      • ‘He exited at an early stage and is suggesting that he did badly because he was traumatised.’
      • ‘England stayed away, in the end, and exited at the first stage - again.’
      • ‘This may mean that buyers will not allow prices to rise like last time, but it could also mean that owners will be more ready to exit from the market.’
      • ‘Nine months ago, I was totally wrong about the immediate need to exit the stock market, although my advice to go into metals at the time was impeccably sound.’
      • ‘One explanation for these declines is obvious: Wives now have more freedom to exit bad relationships.’
      • ‘Now, twenty-eight years later, thanks to a decision by a Chilean appeals court, he exits the public stage still beyond the reach of the law.’
      • ‘I suspect the rumors are true and they'll soon be exiting the market completely.’
      • ‘If the price action rises after the evening star, traders will want to exit as soon as possible to minimize losses but still maintain a healthy risk measure.’
      • ‘When this bubble burst and companies exited the market in droves, rates went up dramatically.’
      • ‘Sellers with very good cars will exit the market, leaving only the relatively poor cars.’
      • ‘They are now exiting from the center stage of politics.’
      • ‘Nobody expected England and France would exit early.’
      • ‘It's a good thing that some wise women before our time, decided that women had to exit the non-income labour market, and get into the income labour market.’
      • ‘Firms have been quietly reducing excess capacity and exiting unprofitable businesses.’
    4. 1.4Computing Terminate a process or program, usually returning to an earlier or more general level of interaction.
      ‘this key enables you to temporarily exit from a LIFESPAN option’
      • ‘To exit the program, hit Alt-F again, and hit X or use the arrow keys to select Exit.’
      • ‘A user can right-click on that to exit the program - thereby preventing it from recording Web surfing, e-mail and chat sessions.’
      • ‘She quickly exited the program and turned her full attention to her friend.’
      • ‘Please quit all applications, exit Windows, and try again.’
      • ‘Changing modes like this does, however, require that you then exit the program and restart it for the changes to take effect.’

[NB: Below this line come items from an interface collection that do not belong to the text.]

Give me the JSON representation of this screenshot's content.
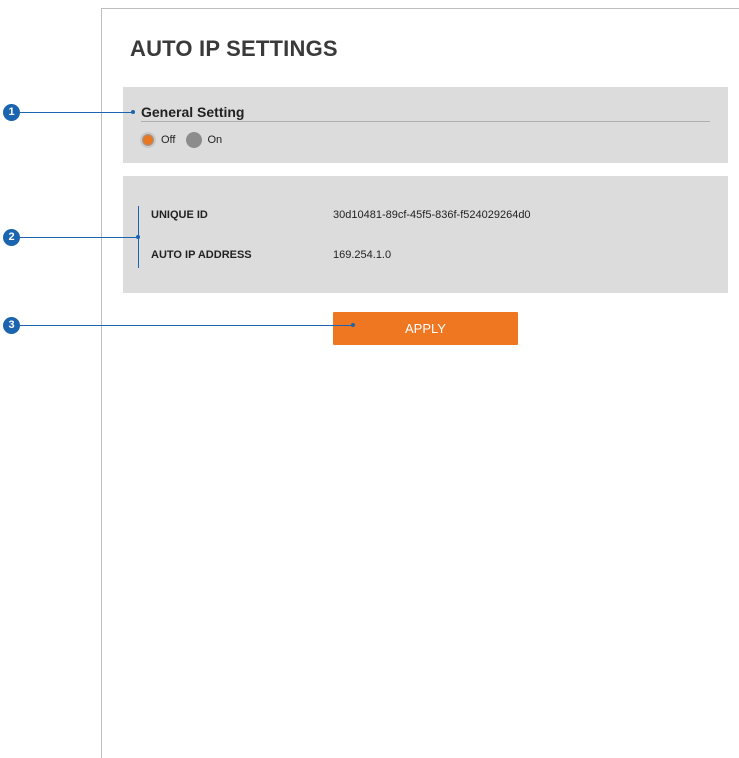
{
  "page": {
    "title": "AUTO IP SETTINGS"
  },
  "general": {
    "title": "General Setting",
    "options": [
      {
        "label": "Off",
        "selected": true
      },
      {
        "label": "On",
        "selected": false
      }
    ]
  },
  "info": {
    "unique_id_label": "UNIQUE ID",
    "unique_id_value": "30d10481-89cf-45f5-836f-f524029264d0",
    "auto_ip_label": "AUTO IP ADDRESS",
    "auto_ip_value": "169.254.1.0"
  },
  "actions": {
    "apply_label": "APPLY"
  },
  "callouts": [
    "1",
    "2",
    "3"
  ],
  "colors": {
    "accent": "#ef7722",
    "callout": "#1a64b0",
    "panel": "#dcdcdc"
  }
}
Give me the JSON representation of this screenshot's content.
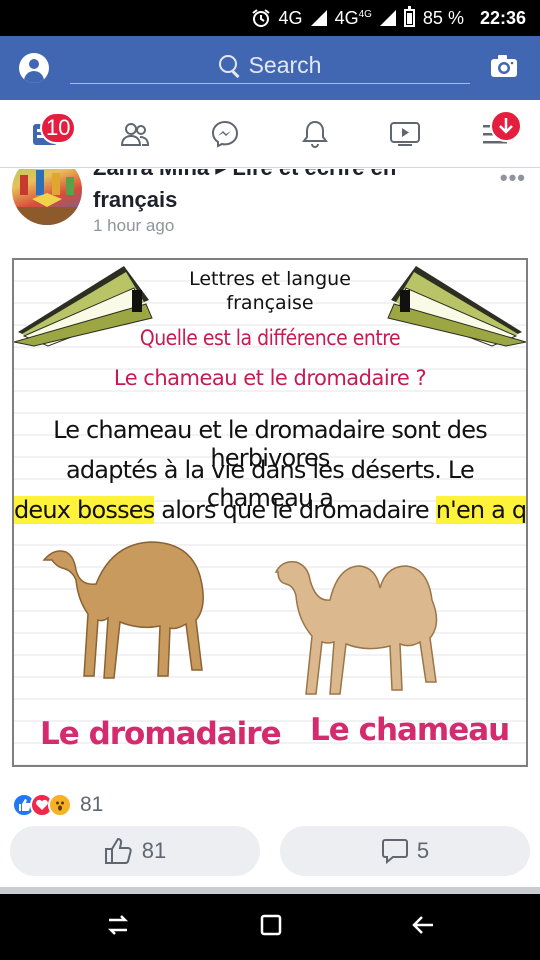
{
  "status_bar": {
    "time": "22:36",
    "battery": "85 %",
    "net1": "4G",
    "net2": "4G",
    "net2_sup": "4G"
  },
  "header": {
    "search_placeholder": "Search"
  },
  "nav": {
    "notification_count": "10"
  },
  "post": {
    "author": "Zahra Mina ▸ Lire et écrire en",
    "author_line2": "français",
    "time": "1 hour ago",
    "image": {
      "title1": "Lettres et langue",
      "title2": "française",
      "question1": "Quelle est la différence  entre",
      "question2": "Le chameau et le dromadaire ?",
      "body1": "Le chameau et le dromadaire sont des herbivores",
      "body2": "adaptés à la vie dans les déserts. Le chameau a",
      "body3_highlight1": "deux bosses",
      "body3_mid": " alors que le dromadaire ",
      "body3_highlight2": "n'en a qu'une.",
      "label_left": "Le dromadaire",
      "label_right": "Le chameau"
    },
    "reaction_count": "81",
    "like_count": "81",
    "comment_count": "5"
  },
  "colors": {
    "fb_blue": "#4267b2",
    "badge_red": "#e41e3f",
    "question_pink": "#c81a52",
    "highlight": "#fff23a",
    "label_pink": "#d42a6e"
  }
}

    5. 1.5Bridge Relinquish the lead.


Mid 16th century (as a stage direction): from Latin exit ‘he or she goes out’, third person singular present tense of exire, from ex- ‘out’ + ire ‘go’. The noun (late 16th century) is from Latin exitus ‘going out’, from the verb exire, and the other verb uses (early 17th century) derive from it.